There's an estimated population of 7,000 bighorn sheep in Colorado, the most in any state, says an article from the Coloradoan. Morning and late afternoon when the sheep come down to get a drink at the Big Thompson River are the best times to see them.
Bighorn sheep form herds of about 5 to 15 ewes and lambs. The male rams roam in groups of two to five. During mating season in November and December, the ewes create larger heads of up to 100 animals.
Instead of shedding their horns like some animals, the male sheep grow their massive horns throughout their lives. The ewe horns often remain smaller.
November through December, the sheep go through "rut," the mating season. It's a violent process where male rams butt their horns together making a loud banging sound which can be heard for miles. Experts call early December prime viewing time.
Bighorn Sheep are tough creatures. During winter months the sheep migrate up into the highest reaches of the Park, staying warm due to a thick double-layered coat that grows out each summer. Though harder to see during winter months, it is not uncommon to find a lone sheep clinging to a cliff face thousands of feet above the valley floor below. Specialized hooves enable the sheep to grip the rock humans would need a rope to climb. During summer months the sheep descend down into the lower reaches of the park to graze and mate. This is the best time to see the sheep since they are highly-visible out in open terrain.
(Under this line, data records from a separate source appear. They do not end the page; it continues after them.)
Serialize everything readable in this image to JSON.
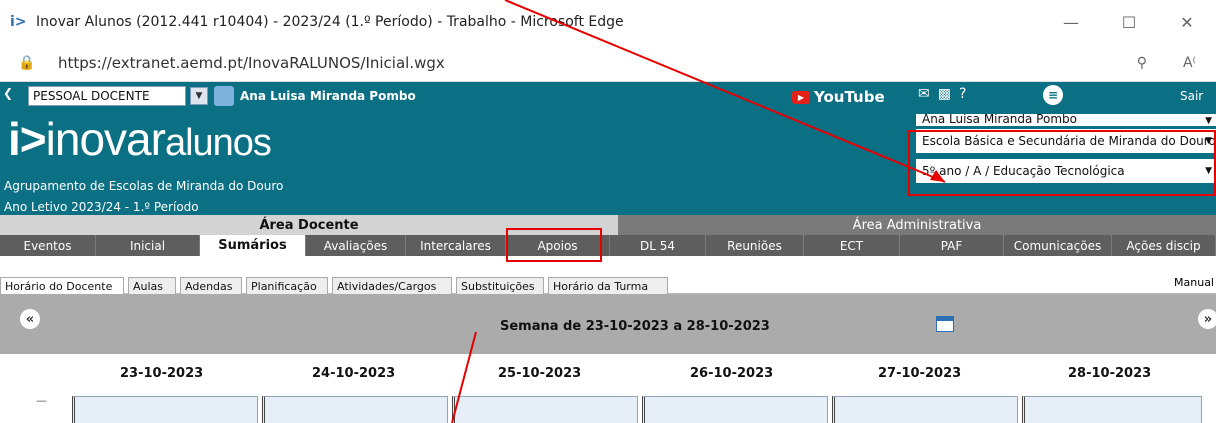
{
  "window": {
    "title": "Inovar Alunos (2012.441 r10404) - 2023/24 (1.º Período) - Trabalho - Microsoft Edge",
    "min": "—",
    "max": "☐",
    "close": "✕"
  },
  "address": {
    "url": "https://extranet.aemd.pt/InovaRALUNOS/Inicial.wgx"
  },
  "header": {
    "role_select": "PESSOAL DOCENTE",
    "user_name": "Ana Luisa Miranda Pombo",
    "brand_light": "inovar",
    "brand_bold": "alunos",
    "agrupamento": "Agrupamento de Escolas de Miranda do Douro",
    "ano_letivo": "Ano Letivo 2023/24 - 1.º Período",
    "youtube": "YouTube",
    "sair": "Sair",
    "select_user": "Ana Luisa Miranda Pombo",
    "select_school": "Escola Básica e Secundária de Miranda do Douro",
    "select_class": "5º ano / A / Educação Tecnológica"
  },
  "areas": {
    "docente": "Área Docente",
    "administrativa": "Área Administrativa"
  },
  "nav": [
    {
      "label": "Eventos"
    },
    {
      "label": "Inicial"
    },
    {
      "label": "Sumários"
    },
    {
      "label": "Avaliações"
    },
    {
      "label": "Intercalares"
    },
    {
      "label": "Apoios"
    },
    {
      "label": "DL 54"
    },
    {
      "label": "Reuniões"
    },
    {
      "label": "ECT"
    },
    {
      "label": "PAF"
    },
    {
      "label": "Comunicações"
    },
    {
      "label": "Ações discip"
    }
  ],
  "subtabs": [
    {
      "label": "Horário do Docente"
    },
    {
      "label": "Aulas"
    },
    {
      "label": "Adendas"
    },
    {
      "label": "Planificação"
    },
    {
      "label": "Atividades/Cargos"
    },
    {
      "label": "Substituições"
    },
    {
      "label": "Horário da Turma"
    }
  ],
  "manual": "Manual",
  "week": {
    "title": "Semana de 23-10-2023 a 28-10-2023",
    "prev": "«",
    "next": "»"
  },
  "days": [
    "23-10-2023",
    "24-10-2023",
    "25-10-2023",
    "26-10-2023",
    "27-10-2023",
    "28-10-2023"
  ],
  "colors": {
    "header": "#0c7085",
    "nav": "#5e5e5e",
    "annotation": "#e60000"
  }
}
Bighorn Sheep in Rocky Mountain National Park
Bighorn Sheep have always been a part of Rocky Mountain National Park, but during the late 1800's and early 1900's hunters moving into Estes Park nearly wiped out the population due to the high demand for the male sheep's curling horns. Then in 1978 the park service began reintroducing the sheep back into the Park, primarily introducing them along the North St. Vrain River and Cow Creek. Since then the herds have prospered growing to nearly 600 strong.
Early summer is the best time to see the Bighorn as they migrate down into the lower elevation valleys of the park. Horseshoe Park is of the best places to view the sheep. Easily accessible along CO-34, make sure to check out Sheeps Lake, appropriately named due to the high concentration of sheep that graze there. From the valley the Sheep ascend back up into the Mummy Range. Hikers routinely spot sheep in the Park's upper regions during the spring and summertime, but rangers due to the sheep's mating rituals block off several areas. Generally the best time to view the sheep in Horseshoe Park and Sheeps Lake is from 9:00 am to 3:00 pm.
Best Bets in Rocky Mountain National Park:
- Between Horseshoe Park and the Fall River entrance
- Poudre Canyon in the Big Bend Campground area